Rated PG-13 for brief strong language, some sexuality and a violent image, 106 minutes
Entertaining, affecting “Adjustment Bureau”
Watch out for those men in hats. The twisty new sci-fi thriller “The Adjustment Bureau” may have you thinking twice about the power of those fedoras. Loosely based on a Phillip Dick short story, “The Adjustment Bureau’s” entertaining, fast-paced plot is akin to “The Matrix” and Dick’s own “Minority Report” with some Biblical overtones thrown in for good measure, and while this is a flawed effort, it’s still a thoroughly engaging portrait of free will and human destiny.
Matt Damon is David Norris, a New York City Congressman with a bright future. He gets a glimpse into his own future when he realizes that most, if not all, of his life is being controlled by a powerful, highly-secret and other-worldly organization called The Adjustment Bureau, men who wear dark suits and fedoras and have stealth-like powers to control someone’s fate. He falls in love with a dancer named Elise (Emily Blunt), but this is not according to their plan, and the Bureau (including John Slattery, Anthony Mackie and Terence Stamp) will do all they can to keep David on track.
“The Adjustment Bureau” is a malleable, imperfect thriller, made better by the absorbing performance of Damon, who ably carries the film in nearly every scene. It’s part sci-fi thriller, part love story, as a thriller it works much better than the romantic angles that seem incorporated into the story to draw a female audience. First-time director serviceably handles the material, though a stronger, more experienced director could’ve brought out a few more nuances of Dick’s story, which seems very, very familiar to his own “Minority Report."
Damon’s engaging performance is the best thing about the film, and he’s well-supported by Blunt, “Mad Men’s” Slattery, a warm performance by “The Hurt Locker’s” Mackie and an deliciously evil performance by the always enjoyable British legend Stamp.

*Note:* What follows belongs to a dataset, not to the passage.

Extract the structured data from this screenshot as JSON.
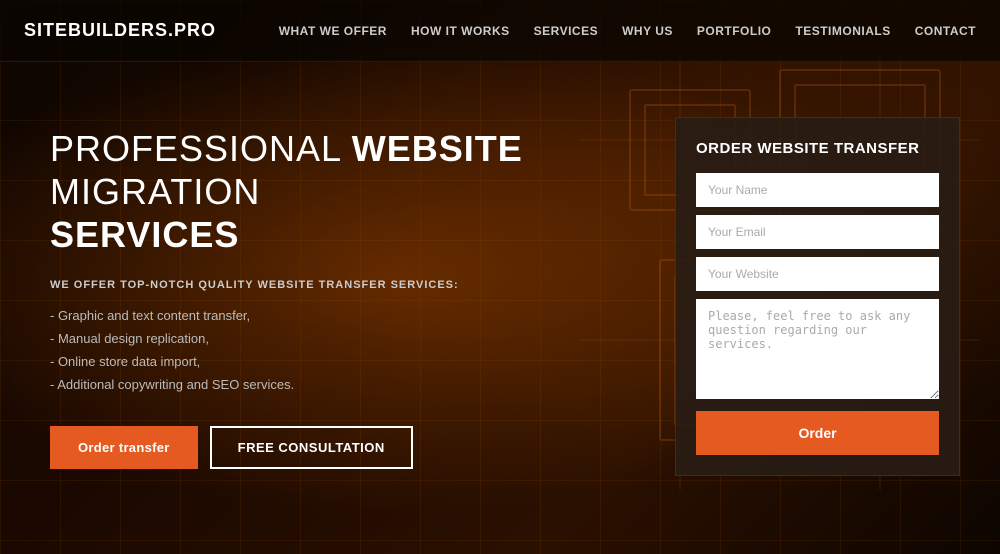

You have a sense of where the plot will go, and the ending is a bit unsatisfying and even anti-climactic considering how much time is spent getting there.
But Damon and company entertain quite well, and they easily draw you into the story before you can say “time machine.” “The Adjustment Bureau” is worth the effort for sci-fi fans and non-fans alike, just stay with it and watch out for anyone wearing a hat.
Wes’s Grade: B
Wes’s Grade: B